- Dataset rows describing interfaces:
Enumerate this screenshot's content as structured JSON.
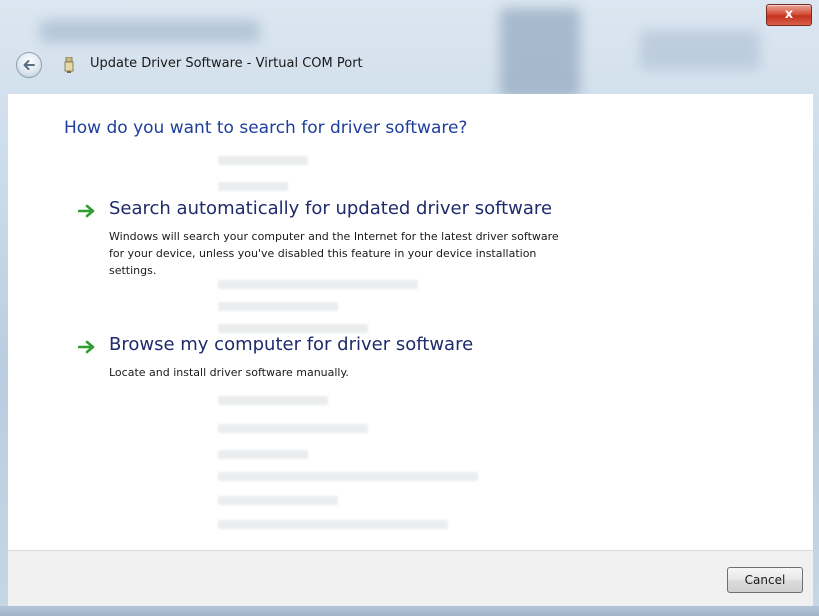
{
  "window": {
    "title": "Update Driver Software - Virtual COM Port",
    "close_symbol": "x",
    "icons": [
      "back-arrow-icon",
      "device-icon",
      "close-icon"
    ]
  },
  "main": {
    "heading": "How do you want to search for driver software?",
    "options": [
      {
        "title": "Search automatically for updated driver software",
        "description_lines": [
          "Windows will search your computer and the Internet for the latest driver software",
          "for your device, unless you've disabled this feature in your device installation",
          "settings."
        ],
        "icon": "green-arrow-icon"
      },
      {
        "title": "Browse my computer for driver software",
        "description_lines": [
          "Locate and install driver software manually."
        ],
        "icon": "green-arrow-icon"
      }
    ]
  },
  "footer": {
    "cancel_label": "Cancel"
  },
  "colors": {
    "heading": "#1e3e9c",
    "option_title": "#1f2a6b",
    "arrow": "#2e9e2e",
    "close_button": "#c4321d"
  }
}
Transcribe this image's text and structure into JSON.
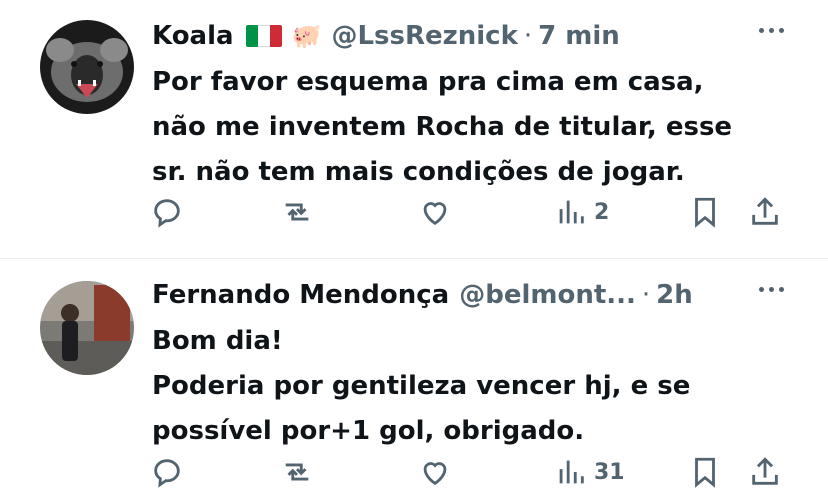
{
  "tweets": [
    {
      "name": "Koala",
      "handle": "@LssReznick",
      "time": "7 min",
      "lines": [
        "Por favor esquema pra cima em casa,",
        "não me inventem Rocha de titular, esse",
        "sr. não tem mais condições de jogar."
      ],
      "views": "2",
      "avatar_icon": "koala-roaring-avatar"
    },
    {
      "name": "Fernando Mendonça",
      "handle": "@belmont...",
      "time": "2h",
      "lines": [
        "Bom dia!",
        "Poderia por gentileza vencer hj, e se",
        "possível por+1 gol, obrigado."
      ],
      "views": "31",
      "avatar_icon": "person-street-avatar"
    }
  ],
  "colors": {
    "text": "#0f1419",
    "secondary": "#536471",
    "divider": "#e6ecf0"
  }
}
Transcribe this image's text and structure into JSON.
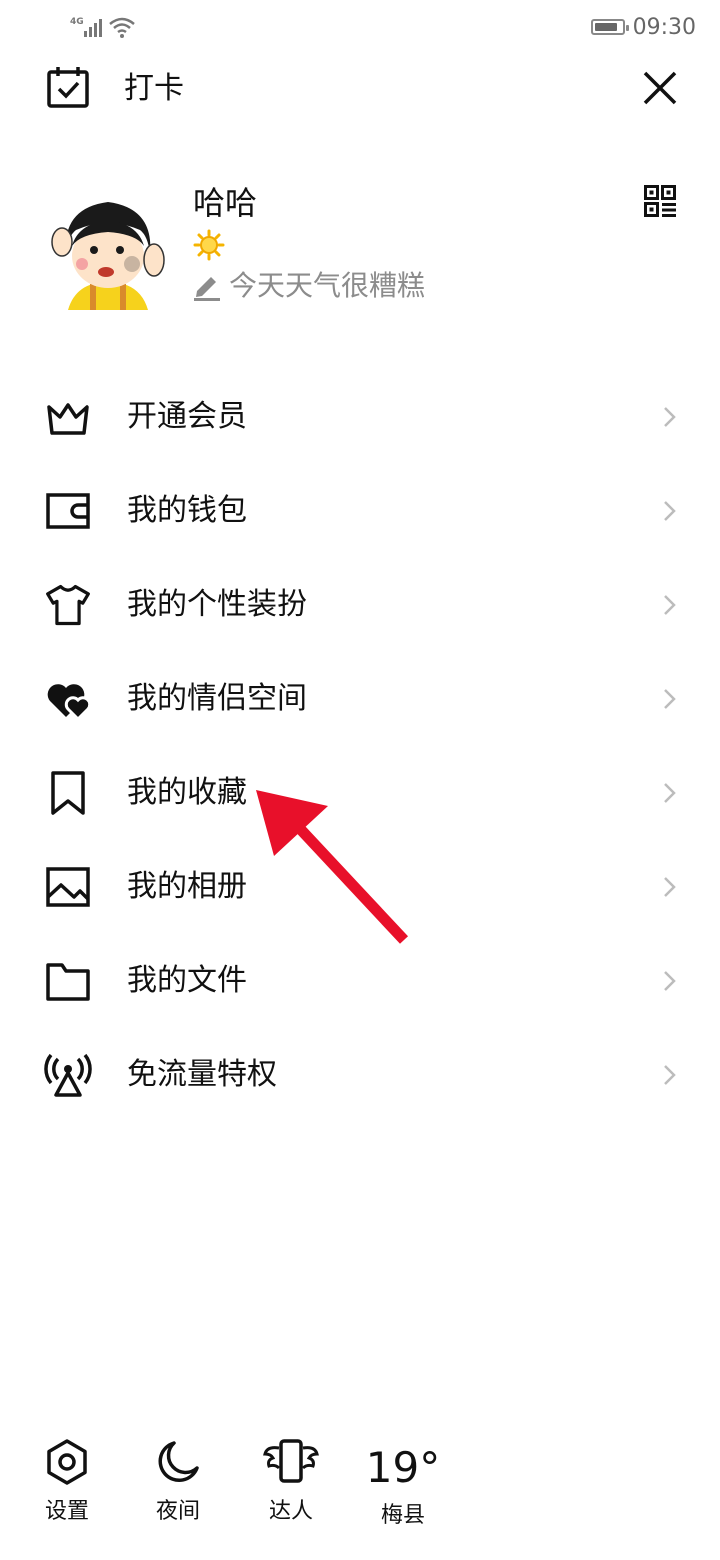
{
  "status": {
    "network": "4G",
    "time": "09:30",
    "battery_level": 0.85
  },
  "header": {
    "checkin_label": "打卡"
  },
  "profile": {
    "nickname": "哈哈",
    "signature": "今天天气很糟糕"
  },
  "menu": {
    "items": [
      {
        "label": "开通会员",
        "icon": "crown-icon"
      },
      {
        "label": "我的钱包",
        "icon": "wallet-icon"
      },
      {
        "label": "我的个性装扮",
        "icon": "shirt-icon"
      },
      {
        "label": "我的情侣空间",
        "icon": "hearts-icon"
      },
      {
        "label": "我的收藏",
        "icon": "bookmark-icon"
      },
      {
        "label": "我的相册",
        "icon": "image-icon"
      },
      {
        "label": "我的文件",
        "icon": "folder-icon"
      },
      {
        "label": "免流量特权",
        "icon": "signal-tower-icon"
      }
    ]
  },
  "toolbar": {
    "settings_label": "设置",
    "night_label": "夜间",
    "expert_label": "达人",
    "temperature": "19°",
    "location": "梅县"
  },
  "colors": {
    "text": "#111111",
    "muted": "#8c8c8c",
    "chevron": "#bcbcbc",
    "annotation_arrow": "#e8102a",
    "level_sun": "#f5b400"
  }
}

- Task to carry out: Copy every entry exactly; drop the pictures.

- Response:
Enumerate this screenshot's content as structured JSON.
{
  "window": {
    "title": "Update Driver Software - Virtual COM Port",
    "close_symbol": "x",
    "icons": [
      "back-arrow-icon",
      "device-icon",
      "close-icon"
    ]
  },
  "main": {
    "heading": "How do you want to search for driver software?",
    "options": [
      {
        "title": "Search automatically for updated driver software",
        "description_lines": [
          "Windows will search your computer and the Internet for the latest driver software",
          "for your device, unless you've disabled this feature in your device installation",
          "settings."
        ],
        "icon": "green-arrow-icon"
      },
      {
        "title": "Browse my computer for driver software",
        "description_lines": [
          "Locate and install driver software manually."
        ],
        "icon": "green-arrow-icon"
      }
    ]
  },
  "footer": {
    "cancel_label": "Cancel"
  },
  "colors": {
    "heading": "#1e3e9c",
    "option_title": "#1f2a6b",
    "arrow": "#2e9e2e",
    "close_button": "#c4321d"
  }
}
Transcribe this image's text and structure into JSON.
{
  "tweets": [
    {
      "name": "Koala",
      "handle": "@LssReznick",
      "time": "7 min",
      "lines": [
        "Por favor esquema pra cima em casa,",
        "não me inventem Rocha de titular, esse",
        "sr. não tem mais condições de jogar."
      ],
      "views": "2",
      "avatar_icon": "koala-roaring-avatar"
    },
    {
      "name": "Fernando Mendonça",
      "handle": "@belmont...",
      "time": "2h",
      "lines": [
        "Bom dia!",
        "Poderia por gentileza vencer hj, e se",
        "possível por+1 gol, obrigado."
      ],
      "views": "31",
      "avatar_icon": "person-street-avatar"
    }
  ],
  "colors": {
    "text": "#0f1419",
    "secondary": "#536471",
    "divider": "#e6ecf0"
  }
}
Transcribe this image's text and structure into JSON.
{
  "status": {
    "network": "4G",
    "time": "09:30",
    "battery_level": 0.85
  },
  "header": {
    "checkin_label": "打卡"
  },
  "profile": {
    "nickname": "哈哈",
    "signature": "今天天气很糟糕"
  },
  "menu": {
    "items": [
      {
        "label": "开通会员",
        "icon": "crown-icon"
      },
      {
        "label": "我的钱包",
        "icon": "wallet-icon"
      },
      {
        "label": "我的个性装扮",
        "icon": "shirt-icon"
      },
      {
        "label": "我的情侣空间",
        "icon": "hearts-icon"
      },
      {
        "label": "我的收藏",
        "icon": "bookmark-icon"
      },
      {
        "label": "我的相册",
        "icon": "image-icon"
      },
      {
        "label": "我的文件",
        "icon": "folder-icon"
      },
      {
        "label": "免流量特权",
        "icon": "signal-tower-icon"
      }
    ]
  },
  "toolbar": {
    "settings_label": "设置",
    "night_label": "夜间",
    "expert_label": "达人",
    "temperature": "19°",
    "location": "梅县"
  },
  "colors": {
    "text": "#111111",
    "muted": "#8c8c8c",
    "chevron": "#bcbcbc",
    "annotation_arrow": "#e8102a",
    "level_sun": "#f5b400"
  }
}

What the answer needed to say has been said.